◆ **Task statement**:
Pull out every line below that holds the word "reconnect".

◆ **Records provided**:
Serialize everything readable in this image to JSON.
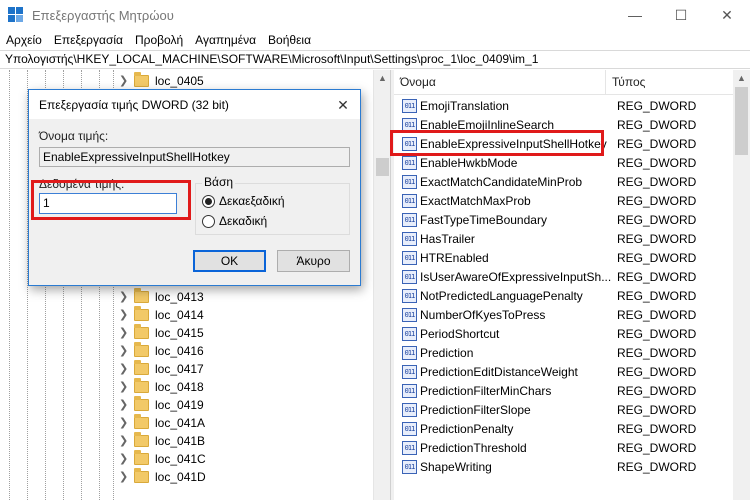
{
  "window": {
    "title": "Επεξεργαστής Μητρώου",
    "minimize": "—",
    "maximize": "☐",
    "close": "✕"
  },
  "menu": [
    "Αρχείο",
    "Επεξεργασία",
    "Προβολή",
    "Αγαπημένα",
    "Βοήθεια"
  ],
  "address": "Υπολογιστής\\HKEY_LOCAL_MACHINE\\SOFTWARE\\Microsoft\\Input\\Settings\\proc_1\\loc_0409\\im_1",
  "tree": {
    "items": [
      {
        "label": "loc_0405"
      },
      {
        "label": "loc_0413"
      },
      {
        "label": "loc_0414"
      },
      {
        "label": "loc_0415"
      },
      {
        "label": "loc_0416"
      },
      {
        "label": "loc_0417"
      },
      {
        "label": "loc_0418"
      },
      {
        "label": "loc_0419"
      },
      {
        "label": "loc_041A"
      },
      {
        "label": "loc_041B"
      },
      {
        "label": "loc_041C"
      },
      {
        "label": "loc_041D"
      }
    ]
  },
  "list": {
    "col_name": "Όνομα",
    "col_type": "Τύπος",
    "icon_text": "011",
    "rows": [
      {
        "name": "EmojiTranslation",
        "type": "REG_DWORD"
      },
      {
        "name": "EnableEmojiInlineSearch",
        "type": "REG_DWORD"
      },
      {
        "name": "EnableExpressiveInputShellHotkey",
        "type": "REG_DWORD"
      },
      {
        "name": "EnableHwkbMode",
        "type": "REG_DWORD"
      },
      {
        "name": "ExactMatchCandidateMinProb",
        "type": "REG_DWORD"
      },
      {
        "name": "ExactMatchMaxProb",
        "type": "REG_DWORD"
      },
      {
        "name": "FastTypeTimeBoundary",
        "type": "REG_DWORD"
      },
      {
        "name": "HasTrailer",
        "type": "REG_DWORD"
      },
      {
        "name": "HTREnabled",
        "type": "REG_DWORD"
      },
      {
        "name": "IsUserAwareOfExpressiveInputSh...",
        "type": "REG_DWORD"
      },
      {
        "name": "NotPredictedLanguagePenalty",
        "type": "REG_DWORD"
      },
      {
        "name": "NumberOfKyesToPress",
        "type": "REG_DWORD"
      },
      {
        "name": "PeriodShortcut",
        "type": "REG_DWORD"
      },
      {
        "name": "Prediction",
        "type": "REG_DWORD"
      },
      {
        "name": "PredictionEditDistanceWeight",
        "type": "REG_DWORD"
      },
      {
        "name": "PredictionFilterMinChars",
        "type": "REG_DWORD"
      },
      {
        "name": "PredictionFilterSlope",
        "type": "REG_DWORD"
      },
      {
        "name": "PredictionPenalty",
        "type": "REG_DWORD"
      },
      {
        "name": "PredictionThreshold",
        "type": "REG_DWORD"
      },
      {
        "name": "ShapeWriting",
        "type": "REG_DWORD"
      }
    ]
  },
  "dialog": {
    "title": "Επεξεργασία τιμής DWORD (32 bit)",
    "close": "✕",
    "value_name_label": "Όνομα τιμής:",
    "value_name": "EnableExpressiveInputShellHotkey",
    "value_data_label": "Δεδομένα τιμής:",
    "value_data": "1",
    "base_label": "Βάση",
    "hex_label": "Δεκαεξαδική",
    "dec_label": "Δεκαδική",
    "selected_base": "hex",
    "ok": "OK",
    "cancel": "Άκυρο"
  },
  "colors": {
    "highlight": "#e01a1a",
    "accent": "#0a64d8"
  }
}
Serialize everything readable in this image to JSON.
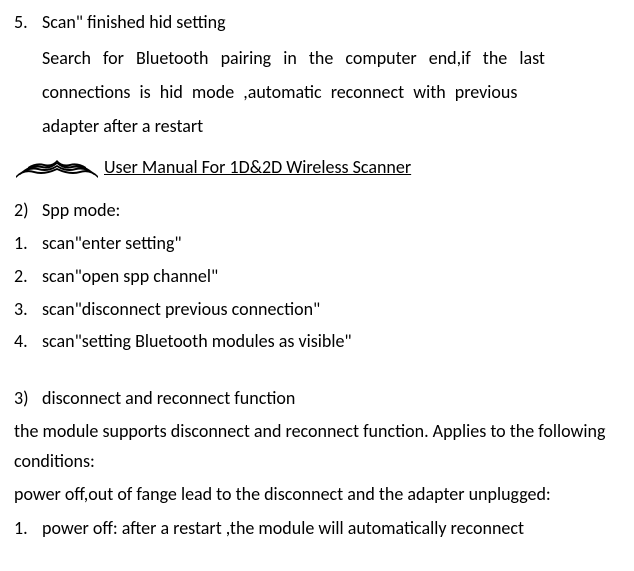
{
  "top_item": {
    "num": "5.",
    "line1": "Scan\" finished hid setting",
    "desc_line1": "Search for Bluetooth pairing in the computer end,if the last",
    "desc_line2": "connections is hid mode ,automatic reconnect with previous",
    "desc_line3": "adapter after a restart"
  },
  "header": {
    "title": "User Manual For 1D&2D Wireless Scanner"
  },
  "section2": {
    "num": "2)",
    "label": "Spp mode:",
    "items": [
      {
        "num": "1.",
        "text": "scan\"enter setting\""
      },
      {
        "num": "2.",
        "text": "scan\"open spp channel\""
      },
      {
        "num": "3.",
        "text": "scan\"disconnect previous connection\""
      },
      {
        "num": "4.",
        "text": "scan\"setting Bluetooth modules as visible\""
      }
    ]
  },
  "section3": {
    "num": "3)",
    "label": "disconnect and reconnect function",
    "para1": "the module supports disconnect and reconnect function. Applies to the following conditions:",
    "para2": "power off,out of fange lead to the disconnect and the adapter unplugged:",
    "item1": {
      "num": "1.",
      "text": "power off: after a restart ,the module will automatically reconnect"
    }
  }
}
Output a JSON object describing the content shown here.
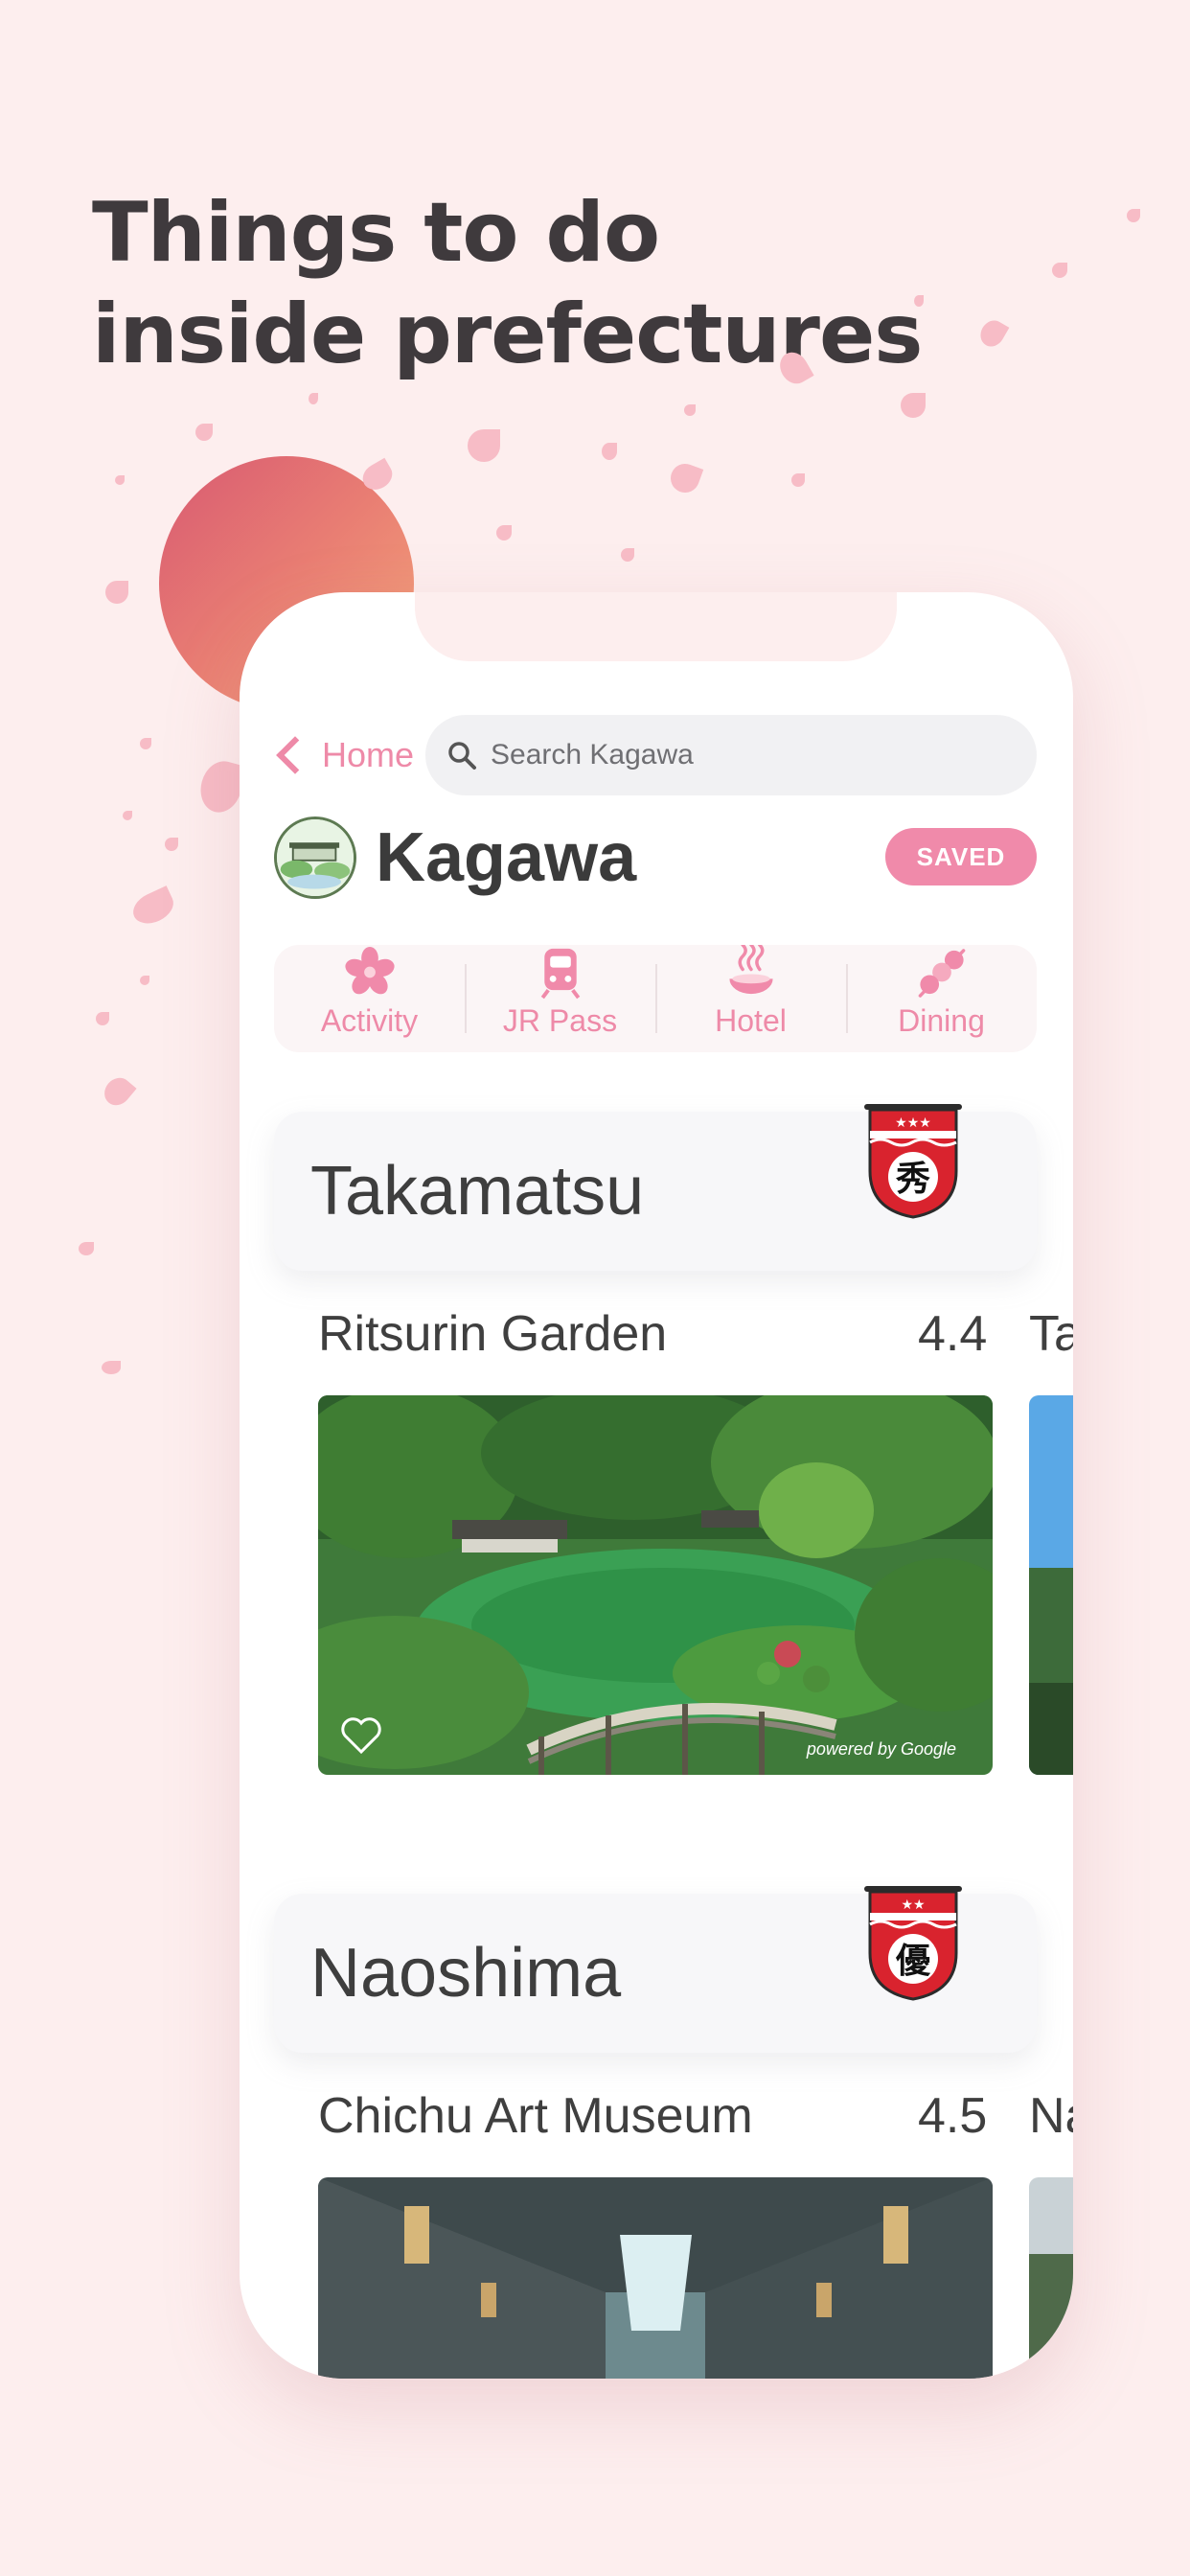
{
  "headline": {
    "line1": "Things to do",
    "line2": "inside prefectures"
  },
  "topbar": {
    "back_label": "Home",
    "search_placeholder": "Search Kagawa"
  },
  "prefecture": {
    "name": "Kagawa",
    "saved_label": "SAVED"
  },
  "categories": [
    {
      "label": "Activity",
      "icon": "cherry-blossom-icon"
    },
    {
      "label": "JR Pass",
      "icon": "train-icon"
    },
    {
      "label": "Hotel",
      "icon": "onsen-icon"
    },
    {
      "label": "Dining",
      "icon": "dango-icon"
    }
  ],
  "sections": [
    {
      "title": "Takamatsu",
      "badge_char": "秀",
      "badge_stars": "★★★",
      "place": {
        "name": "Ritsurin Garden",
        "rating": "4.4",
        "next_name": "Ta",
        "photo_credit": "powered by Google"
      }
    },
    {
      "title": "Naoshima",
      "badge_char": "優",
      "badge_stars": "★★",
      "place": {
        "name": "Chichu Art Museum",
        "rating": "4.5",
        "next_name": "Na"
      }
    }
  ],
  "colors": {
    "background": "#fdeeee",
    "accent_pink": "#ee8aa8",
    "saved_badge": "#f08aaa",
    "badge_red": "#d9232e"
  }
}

◆ **Result below**:
    "desc_line2": "connections is hid mode ,automatic reconnect with previous",
    "label": "disconnect and reconnect function",
    "para1": "the module supports disconnect and reconnect function. Applies to the following conditions:",
      "text": "power off: after a restart ,the module will automatically reconnect"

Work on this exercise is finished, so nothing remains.